[Records excerpted from a collection]
○ ○ ○ ○

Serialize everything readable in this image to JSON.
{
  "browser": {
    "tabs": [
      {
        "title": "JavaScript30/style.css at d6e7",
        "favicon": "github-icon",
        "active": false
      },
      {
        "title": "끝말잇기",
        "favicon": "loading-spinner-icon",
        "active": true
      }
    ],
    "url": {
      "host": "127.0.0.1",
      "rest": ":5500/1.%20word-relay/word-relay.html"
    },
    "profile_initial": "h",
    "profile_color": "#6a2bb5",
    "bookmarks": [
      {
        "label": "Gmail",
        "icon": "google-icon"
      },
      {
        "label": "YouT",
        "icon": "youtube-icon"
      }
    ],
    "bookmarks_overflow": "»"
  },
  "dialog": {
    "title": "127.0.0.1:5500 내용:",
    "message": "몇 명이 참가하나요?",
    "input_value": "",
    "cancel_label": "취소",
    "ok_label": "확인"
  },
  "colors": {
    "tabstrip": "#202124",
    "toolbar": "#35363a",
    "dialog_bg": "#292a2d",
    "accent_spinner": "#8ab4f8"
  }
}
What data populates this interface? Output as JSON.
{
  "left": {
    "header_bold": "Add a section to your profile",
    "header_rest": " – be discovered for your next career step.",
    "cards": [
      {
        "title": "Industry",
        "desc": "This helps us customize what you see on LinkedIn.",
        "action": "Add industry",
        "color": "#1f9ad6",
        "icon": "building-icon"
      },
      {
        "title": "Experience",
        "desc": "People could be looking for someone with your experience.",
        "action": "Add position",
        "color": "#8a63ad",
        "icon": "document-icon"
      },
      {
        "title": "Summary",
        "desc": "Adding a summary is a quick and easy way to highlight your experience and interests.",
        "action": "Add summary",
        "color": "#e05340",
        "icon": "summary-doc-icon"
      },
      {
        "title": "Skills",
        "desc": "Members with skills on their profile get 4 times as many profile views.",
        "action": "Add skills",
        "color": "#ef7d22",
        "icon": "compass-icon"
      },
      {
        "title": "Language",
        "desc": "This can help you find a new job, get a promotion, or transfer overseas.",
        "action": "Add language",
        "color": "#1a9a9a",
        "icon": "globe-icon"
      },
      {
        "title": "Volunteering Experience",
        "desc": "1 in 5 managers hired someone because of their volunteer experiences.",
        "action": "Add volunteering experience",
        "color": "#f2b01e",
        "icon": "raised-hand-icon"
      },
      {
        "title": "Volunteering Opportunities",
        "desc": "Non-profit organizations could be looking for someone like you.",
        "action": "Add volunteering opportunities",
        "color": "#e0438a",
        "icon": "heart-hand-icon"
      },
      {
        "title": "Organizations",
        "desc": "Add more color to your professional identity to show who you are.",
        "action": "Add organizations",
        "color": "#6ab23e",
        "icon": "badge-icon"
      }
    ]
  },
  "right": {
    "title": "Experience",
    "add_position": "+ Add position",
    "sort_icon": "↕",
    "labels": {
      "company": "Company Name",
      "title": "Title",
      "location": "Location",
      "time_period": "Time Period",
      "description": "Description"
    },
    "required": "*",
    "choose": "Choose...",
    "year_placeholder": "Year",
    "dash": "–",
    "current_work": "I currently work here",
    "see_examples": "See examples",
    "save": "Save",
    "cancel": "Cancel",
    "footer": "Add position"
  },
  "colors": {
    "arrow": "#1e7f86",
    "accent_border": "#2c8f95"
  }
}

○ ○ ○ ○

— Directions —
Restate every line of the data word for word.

— Result for this exercise —
Serialize everything readable in this image to JSON.
{
  "browser": {
    "tabs": [
      {
        "title": "JavaScript30/style.css at d6e7",
        "favicon": "github-icon",
        "active": false
      },
      {
        "title": "끝말잇기",
        "favicon": "loading-spinner-icon",
        "active": true
      }
    ],
    "url": {
      "host": "127.0.0.1",
      "rest": ":5500/1.%20word-relay/word-relay.html"
    },
    "profile_initial": "h",
    "profile_color": "#6a2bb5",
    "bookmarks": [
      {
        "label": "Gmail",
        "icon": "google-icon"
      },
      {
        "label": "YouT",
        "icon": "youtube-icon"
      }
    ],
    "bookmarks_overflow": "»"
  },
  "dialog": {
    "title": "127.0.0.1:5500 내용:",
    "message": "몇 명이 참가하나요?",
    "input_value": "",
    "cancel_label": "취소",
    "ok_label": "확인"
  },
  "colors": {
    "tabstrip": "#202124",
    "toolbar": "#35363a",
    "dialog_bg": "#292a2d",
    "accent_spinner": "#8ab4f8"
  }
}
What data populates this interface? Output as JSON.
{
  "left": {
    "header_bold": "Add a section to your profile",
    "header_rest": " – be discovered for your next career step.",
    "cards": [
      {
        "title": "Industry",
        "desc": "This helps us customize what you see on LinkedIn.",
        "action": "Add industry",
        "color": "#1f9ad6",
        "icon": "building-icon"
      },
      {
        "title": "Experience",
        "desc": "People could be looking for someone with your experience.",
        "action": "Add position",
        "color": "#8a63ad",
        "icon": "document-icon"
      },
      {
        "title": "Summary",
        "desc": "Adding a summary is a quick and easy way to highlight your experience and interests.",
        "action": "Add summary",
        "color": "#e05340",
        "icon": "summary-doc-icon"
      },
      {
        "title": "Skills",
        "desc": "Members with skills on their profile get 4 times as many profile views.",
        "action": "Add skills",
        "color": "#ef7d22",
        "icon": "compass-icon"
      },
      {
        "title": "Language",
        "desc": "This can help you find a new job, get a promotion, or transfer overseas.",
        "action": "Add language",
        "color": "#1a9a9a",
        "icon": "globe-icon"
      },
      {
        "title": "Volunteering Experience",
        "desc": "1 in 5 managers hired someone because of their volunteer experiences.",
        "action": "Add volunteering experience",
        "color": "#f2b01e",
        "icon": "raised-hand-icon"
      },
      {
        "title": "Volunteering Opportunities",
        "desc": "Non-profit organizations could be looking for someone like you.",
        "action": "Add volunteering opportunities",
        "color": "#e0438a",
        "icon": "heart-hand-icon"
      },
      {
        "title": "Organizations",
        "desc": "Add more color to your professional identity to show who you are.",
        "action": "Add organizations",
        "color": "#6ab23e",
        "icon": "badge-icon"
      }
    ]
  },
  "right": {
    "title": "Experience",
    "add_position": "+ Add position",
    "sort_icon": "↕",
    "labels": {
      "company": "Company Name",
      "title": "Title",
      "location": "Location",
      "time_period": "Time Period",
      "description": "Description"
    },
    "required": "*",
    "choose": "Choose...",
    "year_placeholder": "Year",
    "dash": "–",
    "current_work": "I currently work here",
    "see_examples": "See examples",
    "save": "Save",
    "cancel": "Cancel",
    "footer": "Add position"
  },
  "colors": {
    "arrow": "#1e7f86",
    "accent_border": "#2c8f95"
  }
}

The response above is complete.